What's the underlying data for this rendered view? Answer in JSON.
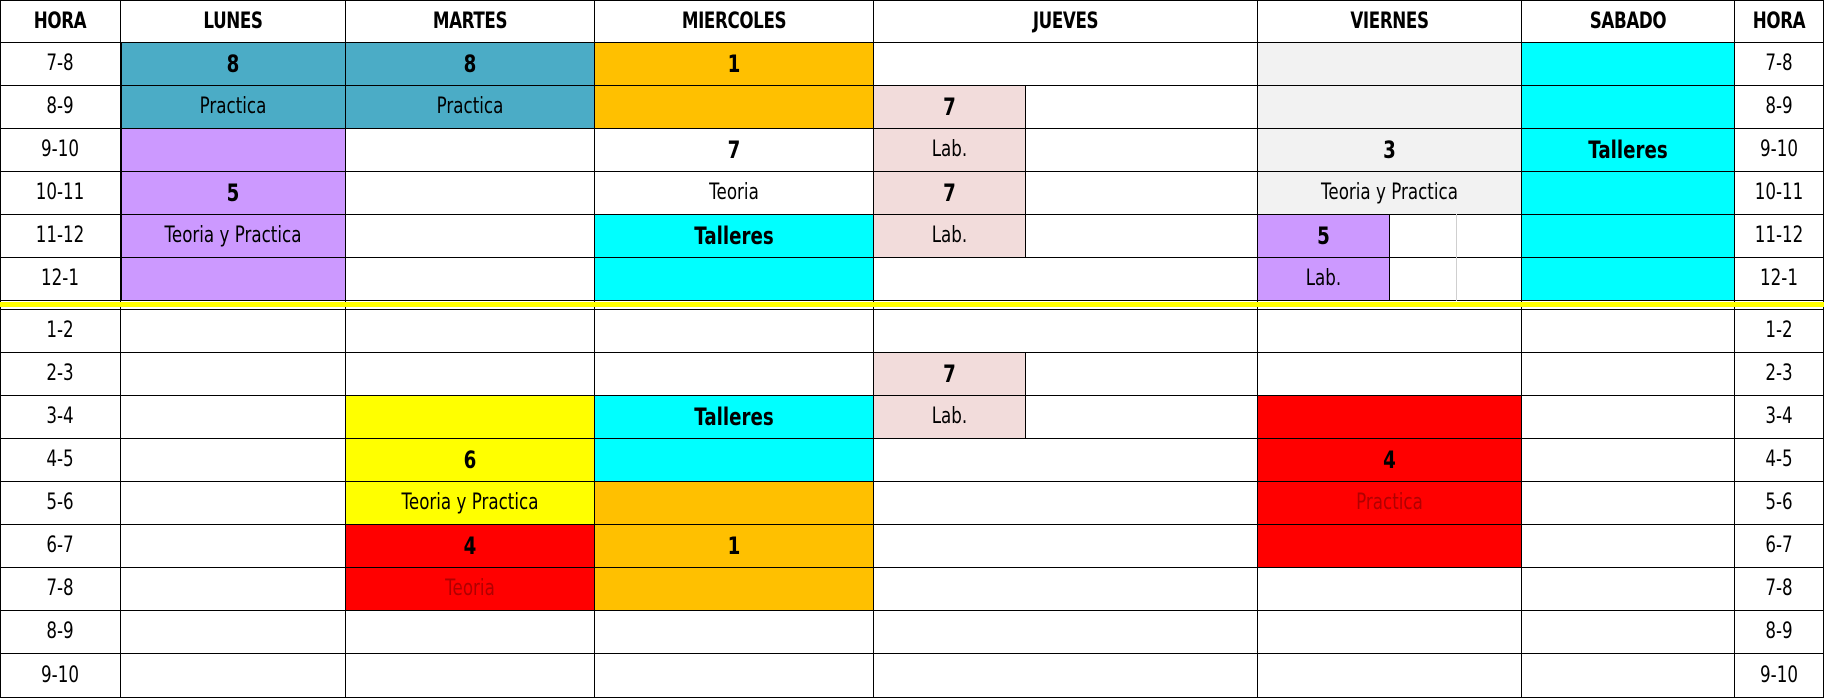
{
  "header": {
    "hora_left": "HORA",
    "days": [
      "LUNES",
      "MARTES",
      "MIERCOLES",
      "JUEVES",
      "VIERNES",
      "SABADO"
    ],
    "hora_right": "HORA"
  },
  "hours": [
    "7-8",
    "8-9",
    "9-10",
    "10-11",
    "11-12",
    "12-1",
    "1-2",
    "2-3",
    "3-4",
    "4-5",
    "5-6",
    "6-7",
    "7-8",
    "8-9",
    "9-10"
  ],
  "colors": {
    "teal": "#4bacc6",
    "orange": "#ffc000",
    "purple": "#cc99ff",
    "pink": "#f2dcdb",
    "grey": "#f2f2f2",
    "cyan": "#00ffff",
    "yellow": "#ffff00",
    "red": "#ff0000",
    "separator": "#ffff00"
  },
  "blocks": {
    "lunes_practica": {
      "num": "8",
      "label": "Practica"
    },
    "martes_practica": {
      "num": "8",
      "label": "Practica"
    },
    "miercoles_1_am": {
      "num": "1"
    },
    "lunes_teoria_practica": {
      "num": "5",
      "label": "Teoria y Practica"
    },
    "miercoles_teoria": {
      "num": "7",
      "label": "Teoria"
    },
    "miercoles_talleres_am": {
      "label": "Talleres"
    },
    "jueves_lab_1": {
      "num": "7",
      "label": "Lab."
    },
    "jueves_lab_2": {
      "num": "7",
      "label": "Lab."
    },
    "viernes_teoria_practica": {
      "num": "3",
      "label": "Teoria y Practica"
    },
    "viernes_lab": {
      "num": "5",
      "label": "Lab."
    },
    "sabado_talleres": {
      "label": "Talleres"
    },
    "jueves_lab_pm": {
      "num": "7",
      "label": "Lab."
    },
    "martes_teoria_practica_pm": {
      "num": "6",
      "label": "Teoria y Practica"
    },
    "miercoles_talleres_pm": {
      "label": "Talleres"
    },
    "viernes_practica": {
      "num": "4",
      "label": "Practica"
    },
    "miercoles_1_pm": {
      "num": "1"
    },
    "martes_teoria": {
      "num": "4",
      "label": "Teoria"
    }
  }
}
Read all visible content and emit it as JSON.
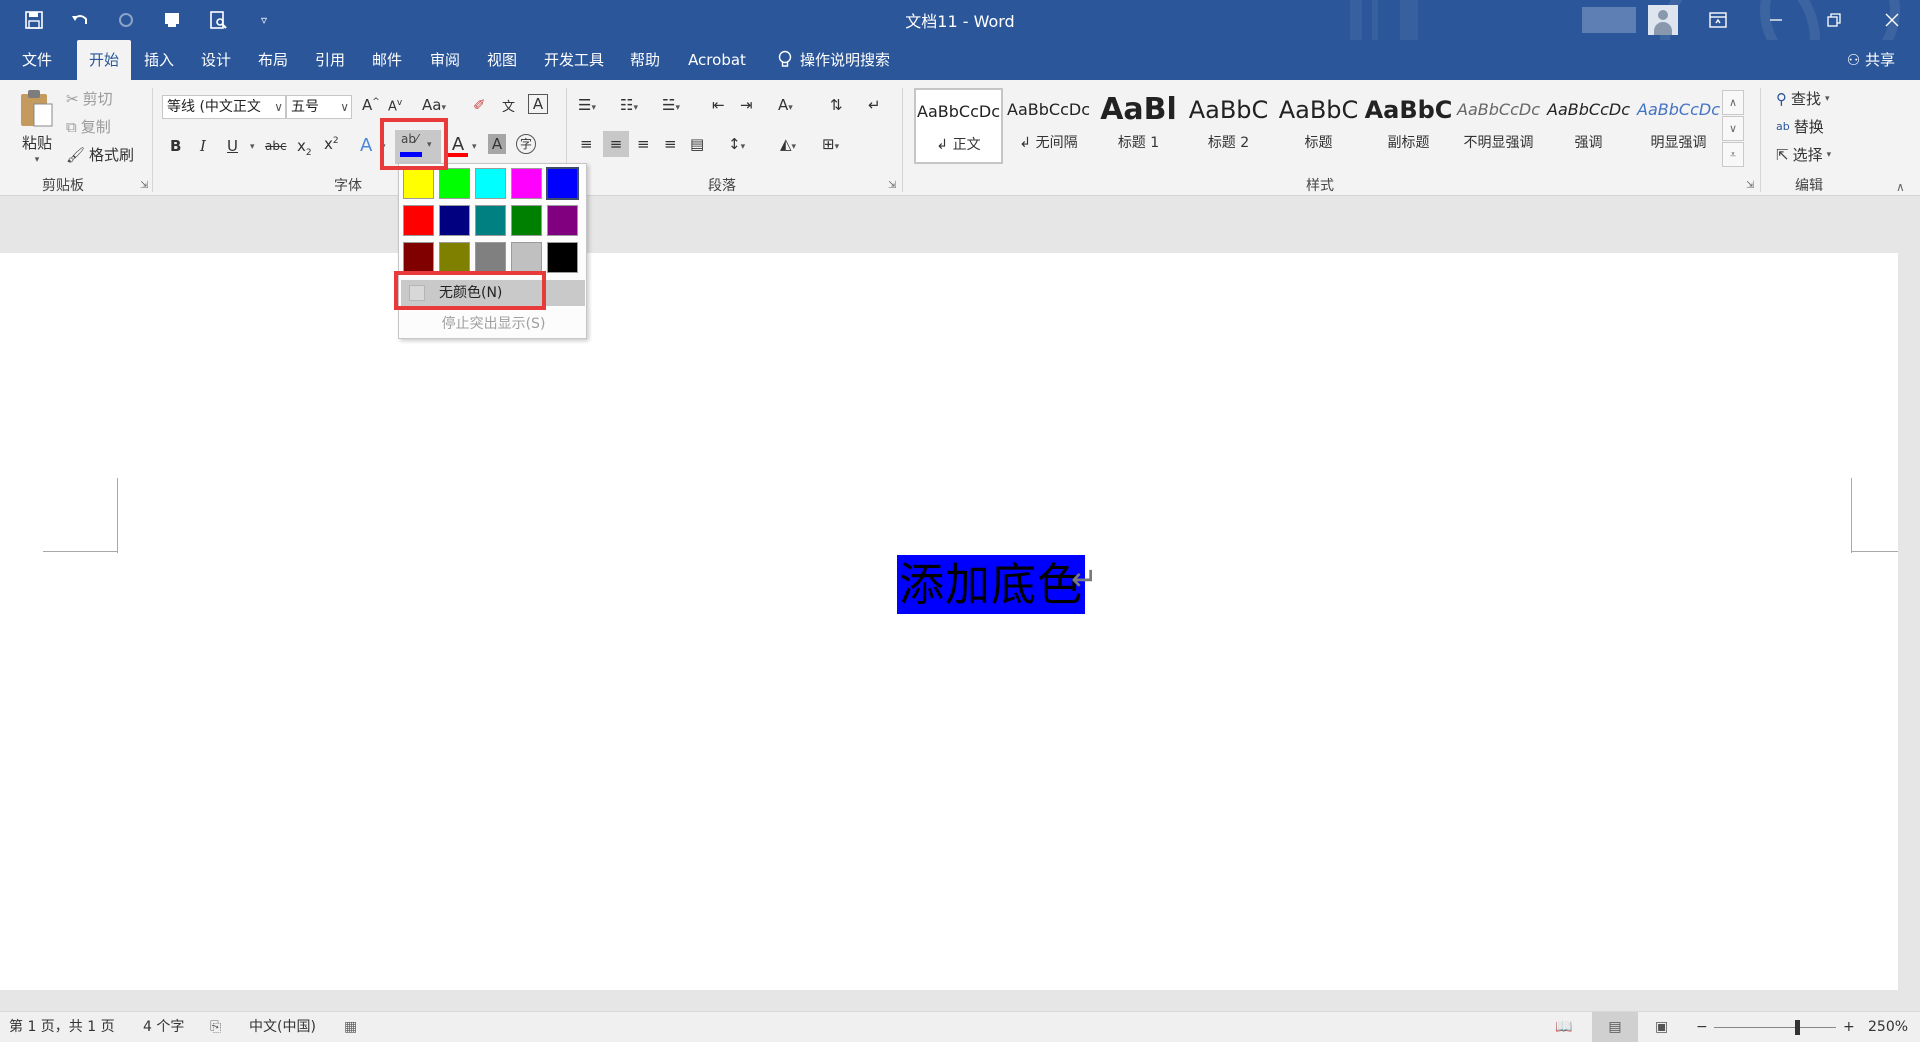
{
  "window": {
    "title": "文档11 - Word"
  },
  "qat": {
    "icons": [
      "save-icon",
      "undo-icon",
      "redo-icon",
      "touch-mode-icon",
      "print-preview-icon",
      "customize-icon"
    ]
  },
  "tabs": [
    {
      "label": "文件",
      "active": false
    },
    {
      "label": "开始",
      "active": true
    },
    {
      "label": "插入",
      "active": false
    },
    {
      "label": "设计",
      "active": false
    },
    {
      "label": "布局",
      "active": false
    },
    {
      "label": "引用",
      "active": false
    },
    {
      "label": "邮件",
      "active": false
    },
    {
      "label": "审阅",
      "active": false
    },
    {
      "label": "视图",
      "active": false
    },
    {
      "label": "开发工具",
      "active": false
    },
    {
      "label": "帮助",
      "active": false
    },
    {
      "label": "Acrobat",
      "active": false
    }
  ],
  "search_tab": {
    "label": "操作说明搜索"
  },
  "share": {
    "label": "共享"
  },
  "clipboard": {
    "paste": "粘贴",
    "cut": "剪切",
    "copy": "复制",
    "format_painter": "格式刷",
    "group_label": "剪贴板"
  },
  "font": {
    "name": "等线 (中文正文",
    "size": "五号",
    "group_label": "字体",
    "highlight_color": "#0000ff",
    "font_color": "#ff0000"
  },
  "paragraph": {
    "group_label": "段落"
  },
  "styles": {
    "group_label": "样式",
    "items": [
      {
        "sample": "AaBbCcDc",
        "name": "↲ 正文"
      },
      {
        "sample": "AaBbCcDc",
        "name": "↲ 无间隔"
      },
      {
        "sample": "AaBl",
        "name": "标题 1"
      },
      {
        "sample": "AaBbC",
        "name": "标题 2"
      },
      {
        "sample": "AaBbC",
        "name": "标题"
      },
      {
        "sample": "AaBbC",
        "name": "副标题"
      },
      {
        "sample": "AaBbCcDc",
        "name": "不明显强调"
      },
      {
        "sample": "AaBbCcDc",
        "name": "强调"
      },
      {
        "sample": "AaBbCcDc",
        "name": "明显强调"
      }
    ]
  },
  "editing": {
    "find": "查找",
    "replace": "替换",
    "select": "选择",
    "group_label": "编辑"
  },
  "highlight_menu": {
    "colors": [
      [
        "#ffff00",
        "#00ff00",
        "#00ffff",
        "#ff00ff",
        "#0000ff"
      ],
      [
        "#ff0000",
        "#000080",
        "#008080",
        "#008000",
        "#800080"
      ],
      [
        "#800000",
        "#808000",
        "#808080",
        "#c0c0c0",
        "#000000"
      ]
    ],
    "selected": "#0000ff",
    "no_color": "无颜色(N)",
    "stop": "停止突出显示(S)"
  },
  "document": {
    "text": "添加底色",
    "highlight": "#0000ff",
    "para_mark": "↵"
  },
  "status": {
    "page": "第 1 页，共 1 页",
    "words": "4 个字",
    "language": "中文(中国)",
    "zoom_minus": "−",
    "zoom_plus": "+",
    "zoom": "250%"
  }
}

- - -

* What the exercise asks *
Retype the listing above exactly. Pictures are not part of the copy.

* The completed task *
What's the underlying data for this rendered view? Answer in JSON.
{
  "header": {
    "hora_left": "HORA",
    "days": [
      "LUNES",
      "MARTES",
      "MIERCOLES",
      "JUEVES",
      "VIERNES",
      "SABADO"
    ],
    "hora_right": "HORA"
  },
  "hours": [
    "7-8",
    "8-9",
    "9-10",
    "10-11",
    "11-12",
    "12-1",
    "1-2",
    "2-3",
    "3-4",
    "4-5",
    "5-6",
    "6-7",
    "7-8",
    "8-9",
    "9-10"
  ],
  "colors": {
    "teal": "#4bacc6",
    "orange": "#ffc000",
    "purple": "#cc99ff",
    "pink": "#f2dcdb",
    "grey": "#f2f2f2",
    "cyan": "#00ffff",
    "yellow": "#ffff00",
    "red": "#ff0000",
    "separator": "#ffff00"
  },
  "blocks": {
    "lunes_practica": {
      "num": "8",
      "label": "Practica"
    },
    "martes_practica": {
      "num": "8",
      "label": "Practica"
    },
    "miercoles_1_am": {
      "num": "1"
    },
    "lunes_teoria_practica": {
      "num": "5",
      "label": "Teoria y Practica"
    },
    "miercoles_teoria": {
      "num": "7",
      "label": "Teoria"
    },
    "miercoles_talleres_am": {
      "label": "Talleres"
    },
    "jueves_lab_1": {
      "num": "7",
      "label": "Lab."
    },
    "jueves_lab_2": {
      "num": "7",
      "label": "Lab."
    },
    "viernes_teoria_practica": {
      "num": "3",
      "label": "Teoria y Practica"
    },
    "viernes_lab": {
      "num": "5",
      "label": "Lab."
    },
    "sabado_talleres": {
      "label": "Talleres"
    },
    "jueves_lab_pm": {
      "num": "7",
      "label": "Lab."
    },
    "martes_teoria_practica_pm": {
      "num": "6",
      "label": "Teoria y Practica"
    },
    "miercoles_talleres_pm": {
      "label": "Talleres"
    },
    "viernes_practica": {
      "num": "4",
      "label": "Practica"
    },
    "miercoles_1_pm": {
      "num": "1"
    },
    "martes_teoria": {
      "num": "4",
      "label": "Teoria"
    }
  }
}
Read all visible content and emit it as JSON.
{
  "window": {
    "title": "文档11 - Word"
  },
  "qat": {
    "icons": [
      "save-icon",
      "undo-icon",
      "redo-icon",
      "touch-mode-icon",
      "print-preview-icon",
      "customize-icon"
    ]
  },
  "tabs": [
    {
      "label": "文件",
      "active": false
    },
    {
      "label": "开始",
      "active": true
    },
    {
      "label": "插入",
      "active": false
    },
    {
      "label": "设计",
      "active": false
    },
    {
      "label": "布局",
      "active": false
    },
    {
      "label": "引用",
      "active": false
    },
    {
      "label": "邮件",
      "active": false
    },
    {
      "label": "审阅",
      "active": false
    },
    {
      "label": "视图",
      "active": false
    },
    {
      "label": "开发工具",
      "active": false
    },
    {
      "label": "帮助",
      "active": false
    },
    {
      "label": "Acrobat",
      "active": false
    }
  ],
  "search_tab": {
    "label": "操作说明搜索"
  },
  "share": {
    "label": "共享"
  },
  "clipboard": {
    "paste": "粘贴",
    "cut": "剪切",
    "copy": "复制",
    "format_painter": "格式刷",
    "group_label": "剪贴板"
  },
  "font": {
    "name": "等线 (中文正文",
    "size": "五号",
    "group_label": "字体",
    "highlight_color": "#0000ff",
    "font_color": "#ff0000"
  },
  "paragraph": {
    "group_label": "段落"
  },
  "styles": {
    "group_label": "样式",
    "items": [
      {
        "sample": "AaBbCcDc",
        "name": "↲ 正文"
      },
      {
        "sample": "AaBbCcDc",
        "name": "↲ 无间隔"
      },
      {
        "sample": "AaBl",
        "name": "标题 1"
      },
      {
        "sample": "AaBbC",
        "name": "标题 2"
      },
      {
        "sample": "AaBbC",
        "name": "标题"
      },
      {
        "sample": "AaBbC",
        "name": "副标题"
      },
      {
        "sample": "AaBbCcDc",
        "name": "不明显强调"
      },
      {
        "sample": "AaBbCcDc",
        "name": "强调"
      },
      {
        "sample": "AaBbCcDc",
        "name": "明显强调"
      }
    ]
  },
  "editing": {
    "find": "查找",
    "replace": "替换",
    "select": "选择",
    "group_label": "编辑"
  },
  "highlight_menu": {
    "colors": [
      [
        "#ffff00",
        "#00ff00",
        "#00ffff",
        "#ff00ff",
        "#0000ff"
      ],
      [
        "#ff0000",
        "#000080",
        "#008080",
        "#008000",
        "#800080"
      ],
      [
        "#800000",
        "#808000",
        "#808080",
        "#c0c0c0",
        "#000000"
      ]
    ],
    "selected": "#0000ff",
    "no_color": "无颜色(N)",
    "stop": "停止突出显示(S)"
  },
  "document": {
    "text": "添加底色",
    "highlight": "#0000ff",
    "para_mark": "↵"
  },
  "status": {
    "page": "第 1 页，共 1 页",
    "words": "4 个字",
    "language": "中文(中国)",
    "zoom_minus": "−",
    "zoom_plus": "+",
    "zoom": "250%"
  }
}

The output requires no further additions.